As Dr. Patrick Markey, Associate Professor of Psychology at Villanova University, recently disclosed on CNN, no empirical research evinces that playing violent video games leads to real-world violence. Although researchers should continue to investigate any potential connections between violent video games and violence in society, we shouldn’t get distracted by the most important issue we should be focused on concerning the recent mass shootings: mental health. Even though all of the most recent mass shooters covered in the national media devoted significant time to playing violent video games, all of them had serious mental health issues that were not addressed.
While it seems that the divisive national debate about gun control and gun rights is dominating our attention, we need to dedicate more attention to mental health. We need to make greater efforts to ensure that those with mental health problems do not get their hands on guns, and we need to provide them with the critical mental health services they warrant.
If we really desire to make America safer, then we won’t simply have discourses about how to reduce the number of guns in the hands of Americans; we will have meaningful discussions about how to decrease the likelihood of the mentally ill getting their hands on guns. It’s time to get real about guns—not overly emotional. Guns in the hands of mentally healthy Americans save lives. The Second Amendment guarantees Americans the fundamental right to protect themselves with guns. Knee-jerk reactions to recent mass shootings shouldn’t lead to diminishing the freedoms safeguarded by the Second Amendment.
It’s probably a good idea for parents to prevent their children from watching violent movies and television programs for exorbitant amounts of time, and it’s probably a good idea to keep your children from playing violent video games for an abnormal number of hours. Adults should be aware of the number of hours they give to watching violent television programs and movies as well. For those adults who play violent video games, reflect on the impact that this video game playing may have on you.

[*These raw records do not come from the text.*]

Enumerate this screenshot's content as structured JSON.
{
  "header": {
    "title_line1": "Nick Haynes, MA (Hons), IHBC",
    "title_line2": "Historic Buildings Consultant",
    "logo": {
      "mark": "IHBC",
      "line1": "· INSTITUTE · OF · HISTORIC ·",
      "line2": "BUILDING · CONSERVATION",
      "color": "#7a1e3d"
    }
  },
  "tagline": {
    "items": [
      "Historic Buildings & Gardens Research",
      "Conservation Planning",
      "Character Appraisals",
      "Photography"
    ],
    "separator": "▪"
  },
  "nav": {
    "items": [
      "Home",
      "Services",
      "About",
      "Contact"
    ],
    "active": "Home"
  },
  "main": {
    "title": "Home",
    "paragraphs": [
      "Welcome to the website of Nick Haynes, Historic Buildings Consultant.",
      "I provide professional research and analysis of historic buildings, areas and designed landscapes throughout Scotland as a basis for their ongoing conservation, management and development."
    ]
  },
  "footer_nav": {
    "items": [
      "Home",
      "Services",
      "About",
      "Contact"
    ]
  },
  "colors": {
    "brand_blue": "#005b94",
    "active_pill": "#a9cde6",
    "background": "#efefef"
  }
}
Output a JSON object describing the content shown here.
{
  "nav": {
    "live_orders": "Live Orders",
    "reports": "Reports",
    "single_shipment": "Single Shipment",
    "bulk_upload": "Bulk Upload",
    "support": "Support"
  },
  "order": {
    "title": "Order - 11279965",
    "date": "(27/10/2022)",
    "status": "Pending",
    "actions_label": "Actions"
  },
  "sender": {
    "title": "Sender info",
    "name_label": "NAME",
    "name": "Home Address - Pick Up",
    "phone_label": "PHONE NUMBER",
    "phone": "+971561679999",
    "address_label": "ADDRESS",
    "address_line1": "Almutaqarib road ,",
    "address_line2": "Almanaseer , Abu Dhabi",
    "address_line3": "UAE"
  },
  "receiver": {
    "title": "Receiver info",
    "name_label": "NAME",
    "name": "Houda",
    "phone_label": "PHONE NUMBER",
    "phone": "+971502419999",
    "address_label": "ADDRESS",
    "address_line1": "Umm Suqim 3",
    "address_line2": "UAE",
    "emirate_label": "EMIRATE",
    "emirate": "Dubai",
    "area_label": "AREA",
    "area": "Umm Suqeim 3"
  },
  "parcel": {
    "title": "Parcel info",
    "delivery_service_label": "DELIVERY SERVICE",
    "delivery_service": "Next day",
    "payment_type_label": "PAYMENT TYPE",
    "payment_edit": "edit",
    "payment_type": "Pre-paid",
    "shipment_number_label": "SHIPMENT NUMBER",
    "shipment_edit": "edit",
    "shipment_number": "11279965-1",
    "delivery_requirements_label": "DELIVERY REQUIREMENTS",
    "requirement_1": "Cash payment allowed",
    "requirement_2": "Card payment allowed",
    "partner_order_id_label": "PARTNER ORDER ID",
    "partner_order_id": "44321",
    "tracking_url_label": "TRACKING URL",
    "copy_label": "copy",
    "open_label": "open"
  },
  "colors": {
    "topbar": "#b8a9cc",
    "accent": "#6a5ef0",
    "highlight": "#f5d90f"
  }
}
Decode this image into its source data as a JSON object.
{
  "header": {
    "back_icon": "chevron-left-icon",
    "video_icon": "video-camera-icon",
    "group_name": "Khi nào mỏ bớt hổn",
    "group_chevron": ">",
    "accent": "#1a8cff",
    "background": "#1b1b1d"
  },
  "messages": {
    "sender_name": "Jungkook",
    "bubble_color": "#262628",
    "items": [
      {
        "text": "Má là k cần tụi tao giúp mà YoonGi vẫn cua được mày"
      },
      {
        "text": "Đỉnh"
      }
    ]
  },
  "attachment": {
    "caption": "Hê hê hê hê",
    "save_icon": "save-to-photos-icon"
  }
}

We have to be more responsible about the things we allow ourselves and children to consume, considering those phenomena could have negative impacts on us that go undetected.
Let’s not give violent television programming, movies, and video games too much credit for the recent mass shootings, however.
Our efforts to reduce the number of mass shootings should be concentrated on addressing mental health issues, preventing the mentally ill from obtaining guns, and ensuring that those who aren’t mentally ill are able to get guns to defend themselves and others from those who would attempt to engage in mass shootings.
Dr. Antonio Maurice Daniels
University of Wisconsin-Madison
- Researcher: There is no evidence video games triggers violence (thelead.blogs.cnn.com)
- Video games do not make vulnerable teens more violent (esciencenews.com)
- Violent video games kill people (jayrout14.wordpress.com)
- Navy Yard Shooter ‘Obsessed With Violent Video Games’, Was ‘Hearing Voices’ (topekasnews.com)
- Mental health problems ‘costing Scotland £10.7bn a year’ (360news.co.uk)
- Studies Suggest Complex Link Between Guns, Violent Video Games (washington.cbslocal.com)
- Don’t Blame Mental Health Or Pharmaceuticals, Blame The “Video Games” (ingeniouspress.com)
- No evidence found that violent video games increase antisocial behavior in youths with pre-existing psychological conditions (medicalnewstoday.com)
- Do violent video games really make people violent? (wishingfortreasure.wordpress.com)